— ABOUT THIS EXERCISE —
Search the material for the string "不下发满意度", then return every line where it is found.

··········

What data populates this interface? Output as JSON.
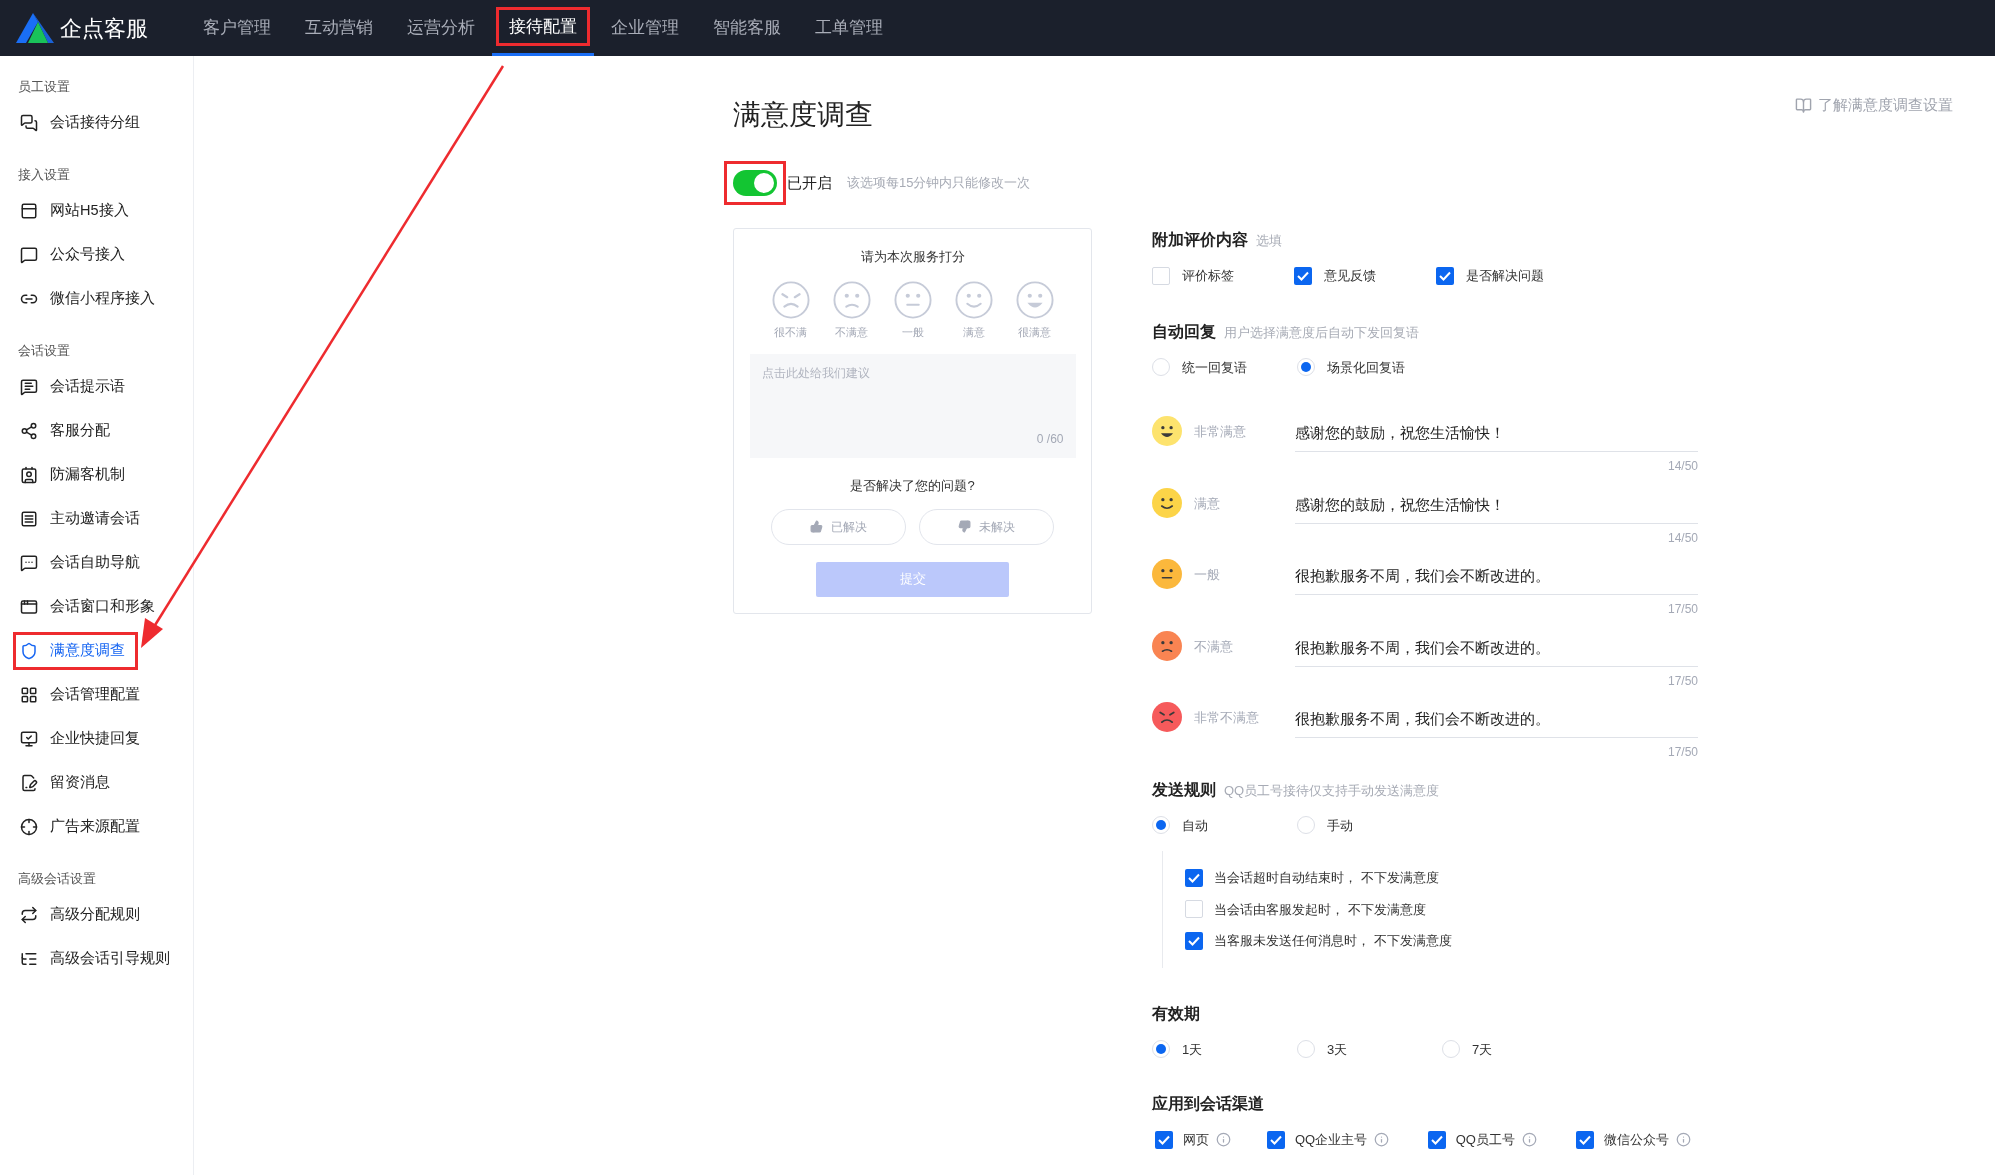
{
  "app": {
    "logo_text": "企点客服"
  },
  "nav": [
    {
      "label": "客户管理",
      "selected": false,
      "highlighted": false
    },
    {
      "label": "互动营销",
      "selected": false,
      "highlighted": false
    },
    {
      "label": "运营分析",
      "selected": false,
      "highlighted": false
    },
    {
      "label": "接待配置",
      "selected": true,
      "highlighted": true
    },
    {
      "label": "企业管理",
      "selected": false,
      "highlighted": false
    },
    {
      "label": "智能客服",
      "selected": false,
      "highlighted": false
    },
    {
      "label": "工单管理",
      "selected": false,
      "highlighted": false
    }
  ],
  "sidebar": [
    {
      "heading": "员工设置",
      "items": [
        {
          "label": "会话接待分组",
          "selected": false,
          "highlighted": false
        }
      ]
    },
    {
      "heading": "接入设置",
      "items": [
        {
          "label": "网站H5接入",
          "selected": false,
          "highlighted": false
        },
        {
          "label": "公众号接入",
          "selected": false,
          "highlighted": false
        },
        {
          "label": "微信小程序接入",
          "selected": false,
          "highlighted": false
        }
      ]
    },
    {
      "heading": "会话设置",
      "items": [
        {
          "label": "会话提示语",
          "selected": false,
          "highlighted": false
        },
        {
          "label": "客服分配",
          "selected": false,
          "highlighted": false
        },
        {
          "label": "防漏客机制",
          "selected": false,
          "highlighted": false
        },
        {
          "label": "主动邀请会话",
          "selected": false,
          "highlighted": false
        },
        {
          "label": "会话自助导航",
          "selected": false,
          "highlighted": false
        },
        {
          "label": "会话窗口和形象",
          "selected": false,
          "highlighted": false
        },
        {
          "label": "满意度调查",
          "selected": true,
          "highlighted": true
        },
        {
          "label": "会话管理配置",
          "selected": false,
          "highlighted": false
        },
        {
          "label": "企业快捷回复",
          "selected": false,
          "highlighted": false
        },
        {
          "label": "留资消息",
          "selected": false,
          "highlighted": false
        },
        {
          "label": "广告来源配置",
          "selected": false,
          "highlighted": false
        }
      ]
    },
    {
      "heading": "高级会话设置",
      "items": [
        {
          "label": "高级分配规则",
          "selected": false,
          "highlighted": false
        },
        {
          "label": "高级会话引导规则",
          "selected": false,
          "highlighted": false
        }
      ]
    }
  ],
  "help_link": "了解满意度调查设置",
  "page_title": "满意度调查",
  "toggle": {
    "on": true,
    "label": "已开启",
    "hint": "该选项每15分钟内只能修改一次",
    "highlighted": true
  },
  "preview": {
    "title": "请为本次服务打分",
    "ratings": [
      {
        "label": "很不满",
        "kind": "very_unhappy"
      },
      {
        "label": "不满意",
        "kind": "unhappy"
      },
      {
        "label": "一般",
        "kind": "neutral"
      },
      {
        "label": "满意",
        "kind": "happy"
      },
      {
        "label": "很满意",
        "kind": "very_happy"
      }
    ],
    "suggestion_placeholder": "点击此处给我们建议",
    "counter": "0 /60",
    "question": "是否解决了您的问题?",
    "buttons": [
      {
        "label": "已解决",
        "kind": "up"
      },
      {
        "label": "未解决",
        "kind": "down"
      }
    ],
    "submit": "提交"
  },
  "extra": {
    "title": "附加评价内容",
    "hint": "选填",
    "options": [
      {
        "label": "评价标签",
        "checked": false
      },
      {
        "label": "意见反馈",
        "checked": true
      },
      {
        "label": "是否解决问题",
        "checked": true
      }
    ]
  },
  "auto_reply": {
    "title": "自动回复",
    "hint": "用户选择满意度后自动下发回复语",
    "modes": [
      {
        "label": "统一回复语",
        "selected": false
      },
      {
        "label": "场景化回复语",
        "selected": true
      }
    ],
    "replies": [
      {
        "kind": "very_happy",
        "color": "#fde36e",
        "label": "非常满意",
        "value": "感谢您的鼓励，祝您生活愉快！",
        "counter": "14/50"
      },
      {
        "kind": "happy",
        "color": "#fcd448",
        "label": "满意",
        "value": "感谢您的鼓励，祝您生活愉快！",
        "counter": "14/50"
      },
      {
        "kind": "neutral",
        "color": "#fbb83c",
        "label": "一般",
        "value": "很抱歉服务不周，我们会不断改进的。",
        "counter": "17/50"
      },
      {
        "kind": "unhappy",
        "color": "#f98452",
        "label": "不满意",
        "value": "很抱歉服务不周，我们会不断改进的。",
        "counter": "17/50"
      },
      {
        "kind": "very_unhappy",
        "color": "#f65a5b",
        "label": "非常不满意",
        "value": "很抱歉服务不周，我们会不断改进的。",
        "counter": "17/50"
      }
    ]
  },
  "send_rule": {
    "title": "发送规则",
    "hint": "QQ员工号接待仅支持手动发送满意度",
    "modes": [
      {
        "label": "自动",
        "selected": true
      },
      {
        "label": "手动",
        "selected": false
      }
    ],
    "conditions": [
      {
        "label": "当会话超时自动结束时， 不下发满意度",
        "checked": true
      },
      {
        "label": "当会话由客服发起时， 不下发满意度",
        "checked": false
      },
      {
        "label": "当客服未发送任何消息时， 不下发满意度",
        "checked": true
      }
    ]
  },
  "validity": {
    "title": "有效期",
    "options": [
      {
        "label": "1天",
        "selected": true
      },
      {
        "label": "3天",
        "selected": false
      },
      {
        "label": "7天",
        "selected": false
      }
    ]
  },
  "channels": {
    "title": "应用到会话渠道",
    "options": [
      {
        "label": "网页",
        "checked": true
      },
      {
        "label": "QQ企业主号",
        "checked": true
      },
      {
        "label": "QQ员工号",
        "checked": true
      },
      {
        "label": "微信公众号",
        "checked": true
      }
    ]
  }
}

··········

— SOLUTION TO THIS PROBLEM —
        "label": "当会话超时自动结束时， 不下发满意度",
        "label": "当会话由客服发起时， 不下发满意度",
        "label": "当客服未发送任何消息时， 不下发满意度",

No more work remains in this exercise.